Aim of the exercise: Would you output all the data exactly as it stands?

===============

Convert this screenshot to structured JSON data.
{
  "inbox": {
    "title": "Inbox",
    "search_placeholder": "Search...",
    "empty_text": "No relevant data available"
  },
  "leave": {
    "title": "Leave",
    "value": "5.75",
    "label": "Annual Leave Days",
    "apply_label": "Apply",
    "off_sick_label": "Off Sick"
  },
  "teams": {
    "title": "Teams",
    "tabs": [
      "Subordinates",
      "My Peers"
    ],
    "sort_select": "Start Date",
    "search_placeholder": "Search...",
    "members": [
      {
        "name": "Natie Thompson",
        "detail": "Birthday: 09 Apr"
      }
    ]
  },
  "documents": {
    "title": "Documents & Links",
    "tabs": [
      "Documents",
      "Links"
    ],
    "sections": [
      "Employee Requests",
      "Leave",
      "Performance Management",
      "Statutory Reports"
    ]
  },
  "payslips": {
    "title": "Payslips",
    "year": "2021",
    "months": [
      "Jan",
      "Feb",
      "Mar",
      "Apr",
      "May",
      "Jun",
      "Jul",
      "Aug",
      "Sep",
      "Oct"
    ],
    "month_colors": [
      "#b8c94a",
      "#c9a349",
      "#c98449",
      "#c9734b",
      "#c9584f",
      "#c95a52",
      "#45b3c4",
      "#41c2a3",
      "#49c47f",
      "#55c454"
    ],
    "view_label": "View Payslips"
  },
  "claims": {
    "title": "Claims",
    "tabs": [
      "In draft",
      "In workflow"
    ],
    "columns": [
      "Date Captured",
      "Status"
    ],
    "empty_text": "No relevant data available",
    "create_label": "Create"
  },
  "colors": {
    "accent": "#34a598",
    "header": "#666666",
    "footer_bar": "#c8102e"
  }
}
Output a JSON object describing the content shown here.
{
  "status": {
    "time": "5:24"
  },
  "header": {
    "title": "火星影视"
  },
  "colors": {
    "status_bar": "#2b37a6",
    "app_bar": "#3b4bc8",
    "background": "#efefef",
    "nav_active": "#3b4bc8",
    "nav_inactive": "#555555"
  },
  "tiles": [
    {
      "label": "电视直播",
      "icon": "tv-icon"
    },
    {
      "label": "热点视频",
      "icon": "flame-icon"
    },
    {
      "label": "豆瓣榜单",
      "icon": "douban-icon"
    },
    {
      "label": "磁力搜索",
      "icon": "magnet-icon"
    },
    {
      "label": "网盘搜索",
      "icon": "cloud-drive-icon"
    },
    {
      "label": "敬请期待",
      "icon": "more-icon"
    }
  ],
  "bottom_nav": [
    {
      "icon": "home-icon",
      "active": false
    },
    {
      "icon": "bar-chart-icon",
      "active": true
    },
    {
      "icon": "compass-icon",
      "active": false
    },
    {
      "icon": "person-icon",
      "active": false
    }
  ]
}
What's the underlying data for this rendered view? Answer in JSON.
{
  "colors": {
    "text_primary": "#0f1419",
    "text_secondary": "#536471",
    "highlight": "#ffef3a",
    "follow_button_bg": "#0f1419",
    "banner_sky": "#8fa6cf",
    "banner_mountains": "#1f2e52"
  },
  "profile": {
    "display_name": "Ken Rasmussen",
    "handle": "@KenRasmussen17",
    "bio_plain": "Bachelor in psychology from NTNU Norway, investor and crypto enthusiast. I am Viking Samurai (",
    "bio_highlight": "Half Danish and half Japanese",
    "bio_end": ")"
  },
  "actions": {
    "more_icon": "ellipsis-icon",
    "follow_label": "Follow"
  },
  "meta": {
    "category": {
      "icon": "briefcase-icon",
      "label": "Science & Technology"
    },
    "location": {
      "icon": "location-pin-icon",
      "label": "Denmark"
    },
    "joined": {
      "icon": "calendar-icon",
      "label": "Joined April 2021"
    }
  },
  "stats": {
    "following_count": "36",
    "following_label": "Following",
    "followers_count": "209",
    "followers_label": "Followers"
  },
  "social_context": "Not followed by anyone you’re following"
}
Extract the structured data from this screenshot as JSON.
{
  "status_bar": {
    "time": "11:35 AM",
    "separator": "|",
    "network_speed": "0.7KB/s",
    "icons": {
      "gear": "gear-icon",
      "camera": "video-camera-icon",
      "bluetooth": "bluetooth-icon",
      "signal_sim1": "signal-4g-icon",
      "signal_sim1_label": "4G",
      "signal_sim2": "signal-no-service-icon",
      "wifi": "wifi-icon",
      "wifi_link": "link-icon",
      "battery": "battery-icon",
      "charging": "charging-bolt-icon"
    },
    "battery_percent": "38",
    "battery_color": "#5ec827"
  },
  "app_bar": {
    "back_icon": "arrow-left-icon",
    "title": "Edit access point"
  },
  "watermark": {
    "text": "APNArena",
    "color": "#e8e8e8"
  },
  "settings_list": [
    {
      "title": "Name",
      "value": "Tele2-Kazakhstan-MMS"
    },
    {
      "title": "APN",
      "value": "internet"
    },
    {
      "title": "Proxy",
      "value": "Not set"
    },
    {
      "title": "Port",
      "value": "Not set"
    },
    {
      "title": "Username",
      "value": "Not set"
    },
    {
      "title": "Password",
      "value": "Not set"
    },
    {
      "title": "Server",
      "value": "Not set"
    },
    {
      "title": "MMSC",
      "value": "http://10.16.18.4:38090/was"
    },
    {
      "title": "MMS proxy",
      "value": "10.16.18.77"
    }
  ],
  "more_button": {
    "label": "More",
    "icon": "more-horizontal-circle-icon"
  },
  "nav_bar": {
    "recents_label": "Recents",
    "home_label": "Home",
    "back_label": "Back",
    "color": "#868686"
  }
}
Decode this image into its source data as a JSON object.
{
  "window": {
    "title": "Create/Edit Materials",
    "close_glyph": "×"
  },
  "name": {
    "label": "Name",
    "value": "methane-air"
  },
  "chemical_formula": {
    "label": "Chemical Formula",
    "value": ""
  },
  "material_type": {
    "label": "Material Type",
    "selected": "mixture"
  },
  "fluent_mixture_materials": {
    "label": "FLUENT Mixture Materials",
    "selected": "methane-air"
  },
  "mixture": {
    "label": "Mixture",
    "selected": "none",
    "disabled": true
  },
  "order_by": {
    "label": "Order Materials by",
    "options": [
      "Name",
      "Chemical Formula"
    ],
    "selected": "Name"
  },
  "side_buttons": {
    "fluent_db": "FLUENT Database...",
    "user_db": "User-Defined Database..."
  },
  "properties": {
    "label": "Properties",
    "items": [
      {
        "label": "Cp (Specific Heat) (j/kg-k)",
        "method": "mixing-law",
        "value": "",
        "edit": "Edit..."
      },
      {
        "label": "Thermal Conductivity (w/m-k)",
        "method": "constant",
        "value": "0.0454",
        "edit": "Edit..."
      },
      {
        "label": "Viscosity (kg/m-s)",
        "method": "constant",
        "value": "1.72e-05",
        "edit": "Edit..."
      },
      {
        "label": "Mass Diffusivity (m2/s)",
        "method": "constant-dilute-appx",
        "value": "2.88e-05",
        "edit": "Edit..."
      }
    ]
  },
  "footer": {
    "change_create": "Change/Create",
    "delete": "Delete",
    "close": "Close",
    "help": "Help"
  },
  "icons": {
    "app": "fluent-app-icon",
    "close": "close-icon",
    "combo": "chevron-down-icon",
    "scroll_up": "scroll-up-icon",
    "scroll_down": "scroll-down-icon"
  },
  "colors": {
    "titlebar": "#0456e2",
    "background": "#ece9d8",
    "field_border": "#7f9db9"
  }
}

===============

Result of the exercise:
Convert this screenshot to structured JSON data.
{
  "inbox": {
    "title": "Inbox",
    "search_placeholder": "Search...",
    "empty_text": "No relevant data available"
  },
  "leave": {
    "title": "Leave",
    "value": "5.75",
    "label": "Annual Leave Days",
    "apply_label": "Apply",
    "off_sick_label": "Off Sick"
  },
  "teams": {
    "title": "Teams",
    "tabs": [
      "Subordinates",
      "My Peers"
    ],
    "sort_select": "Start Date",
    "search_placeholder": "Search...",
    "members": [
      {
        "name": "Natie Thompson",
        "detail": "Birthday: 09 Apr"
      }
    ]
  },
  "documents": {
    "title": "Documents & Links",
    "tabs": [
      "Documents",
      "Links"
    ],
    "sections": [
      "Employee Requests",
      "Leave",
      "Performance Management",
      "Statutory Reports"
    ]
  },
  "payslips": {
    "title": "Payslips",
    "year": "2021",
    "months": [
      "Jan",
      "Feb",
      "Mar",
      "Apr",
      "May",
      "Jun",
      "Jul",
      "Aug",
      "Sep",
      "Oct"
    ],
    "month_colors": [
      "#b8c94a",
      "#c9a349",
      "#c98449",
      "#c9734b",
      "#c9584f",
      "#c95a52",
      "#45b3c4",
      "#41c2a3",
      "#49c47f",
      "#55c454"
    ],
    "view_label": "View Payslips"
  },
  "claims": {
    "title": "Claims",
    "tabs": [
      "In draft",
      "In workflow"
    ],
    "columns": [
      "Date Captured",
      "Status"
    ],
    "empty_text": "No relevant data available",
    "create_label": "Create"
  },
  "colors": {
    "accent": "#34a598",
    "header": "#666666",
    "footer_bar": "#c8102e"
  }
}
Output a JSON object describing the content shown here.
{
  "status": {
    "time": "5:24"
  },
  "header": {
    "title": "火星影视"
  },
  "colors": {
    "status_bar": "#2b37a6",
    "app_bar": "#3b4bc8",
    "background": "#efefef",
    "nav_active": "#3b4bc8",
    "nav_inactive": "#555555"
  },
  "tiles": [
    {
      "label": "电视直播",
      "icon": "tv-icon"
    },
    {
      "label": "热点视频",
      "icon": "flame-icon"
    },
    {
      "label": "豆瓣榜单",
      "icon": "douban-icon"
    },
    {
      "label": "磁力搜索",
      "icon": "magnet-icon"
    },
    {
      "label": "网盘搜索",
      "icon": "cloud-drive-icon"
    },
    {
      "label": "敬请期待",
      "icon": "more-icon"
    }
  ],
  "bottom_nav": [
    {
      "icon": "home-icon",
      "active": false
    },
    {
      "icon": "bar-chart-icon",
      "active": true
    },
    {
      "icon": "compass-icon",
      "active": false
    },
    {
      "icon": "person-icon",
      "active": false
    }
  ]
}
What's the underlying data for this rendered view? Answer in JSON.
{
  "colors": {
    "text_primary": "#0f1419",
    "text_secondary": "#536471",
    "highlight": "#ffef3a",
    "follow_button_bg": "#0f1419",
    "banner_sky": "#8fa6cf",
    "banner_mountains": "#1f2e52"
  },
  "profile": {
    "display_name": "Ken Rasmussen",
    "handle": "@KenRasmussen17",
    "bio_plain": "Bachelor in psychology from NTNU Norway, investor and crypto enthusiast. I am Viking Samurai (",
    "bio_highlight": "Half Danish and half Japanese",
    "bio_end": ")"
  },
  "actions": {
    "more_icon": "ellipsis-icon",
    "follow_label": "Follow"
  },
  "meta": {
    "category": {
      "icon": "briefcase-icon",
      "label": "Science & Technology"
    },
    "location": {
      "icon": "location-pin-icon",
      "label": "Denmark"
    },
    "joined": {
      "icon": "calendar-icon",
      "label": "Joined April 2021"
    }
  },
  "stats": {
    "following_count": "36",
    "following_label": "Following",
    "followers_count": "209",
    "followers_label": "Followers"
  },
  "social_context": "Not followed by anyone you’re following"
}
Extract the structured data from this screenshot as JSON.
{
  "status_bar": {
    "time": "11:35 AM",
    "separator": "|",
    "network_speed": "0.7KB/s",
    "icons": {
      "gear": "gear-icon",
      "camera": "video-camera-icon",
      "bluetooth": "bluetooth-icon",
      "signal_sim1": "signal-4g-icon",
      "signal_sim1_label": "4G",
      "signal_sim2": "signal-no-service-icon",
      "wifi": "wifi-icon",
      "wifi_link": "link-icon",
      "battery": "battery-icon",
      "charging": "charging-bolt-icon"
    },
    "battery_percent": "38",
    "battery_color": "#5ec827"
  },
  "app_bar": {
    "back_icon": "arrow-left-icon",
    "title": "Edit access point"
  },
  "watermark": {
    "text": "APNArena",
    "color": "#e8e8e8"
  },
  "settings_list": [
    {
      "title": "Name",
      "value": "Tele2-Kazakhstan-MMS"
    },
    {
      "title": "APN",
      "value": "internet"
    },
    {
      "title": "Proxy",
      "value": "Not set"
    },
    {
      "title": "Port",
      "value": "Not set"
    },
    {
      "title": "Username",
      "value": "Not set"
    },
    {
      "title": "Password",
      "value": "Not set"
    },
    {
      "title": "Server",
      "value": "Not set"
    },
    {
      "title": "MMSC",
      "value": "http://10.16.18.4:38090/was"
    },
    {
      "title": "MMS proxy",
      "value": "10.16.18.77"
    }
  ],
  "more_button": {
    "label": "More",
    "icon": "more-horizontal-circle-icon"
  },
  "nav_bar": {
    "recents_label": "Recents",
    "home_label": "Home",
    "back_label": "Back",
    "color": "#868686"
  }
}
Decode this image into its source data as a JSON object.
{
  "window": {
    "title": "Create/Edit Materials",
    "close_glyph": "×"
  },
  "name": {
    "label": "Name",
    "value": "methane-air"
  },
  "chemical_formula": {
    "label": "Chemical Formula",
    "value": ""
  },
  "material_type": {
    "label": "Material Type",
    "selected": "mixture"
  },
  "fluent_mixture_materials": {
    "label": "FLUENT Mixture Materials",
    "selected": "methane-air"
  },
  "mixture": {
    "label": "Mixture",
    "selected": "none",
    "disabled": true
  },
  "order_by": {
    "label": "Order Materials by",
    "options": [
      "Name",
      "Chemical Formula"
    ],
    "selected": "Name"
  },
  "side_buttons": {
    "fluent_db": "FLUENT Database...",
    "user_db": "User-Defined Database..."
  },
  "properties": {
    "label": "Properties",
    "items": [
      {
        "label": "Cp (Specific Heat) (j/kg-k)",
        "method": "mixing-law",
        "value": "",
        "edit": "Edit..."
      },
      {
        "label": "Thermal Conductivity (w/m-k)",
        "method": "constant",
        "value": "0.0454",
        "edit": "Edit..."
      },
      {
        "label": "Viscosity (kg/m-s)",
        "method": "constant",
        "value": "1.72e-05",
        "edit": "Edit..."
      },
      {
        "label": "Mass Diffusivity (m2/s)",
        "method": "constant-dilute-appx",
        "value": "2.88e-05",
        "edit": "Edit..."
      }
    ]
  },
  "footer": {
    "change_create": "Change/Create",
    "delete": "Delete",
    "close": "Close",
    "help": "Help"
  },
  "icons": {
    "app": "fluent-app-icon",
    "close": "close-icon",
    "combo": "chevron-down-icon",
    "scroll_up": "scroll-up-icon",
    "scroll_down": "scroll-down-icon"
  },
  "colors": {
    "titlebar": "#0456e2",
    "background": "#ece9d8",
    "field_border": "#7f9db9"
  }
}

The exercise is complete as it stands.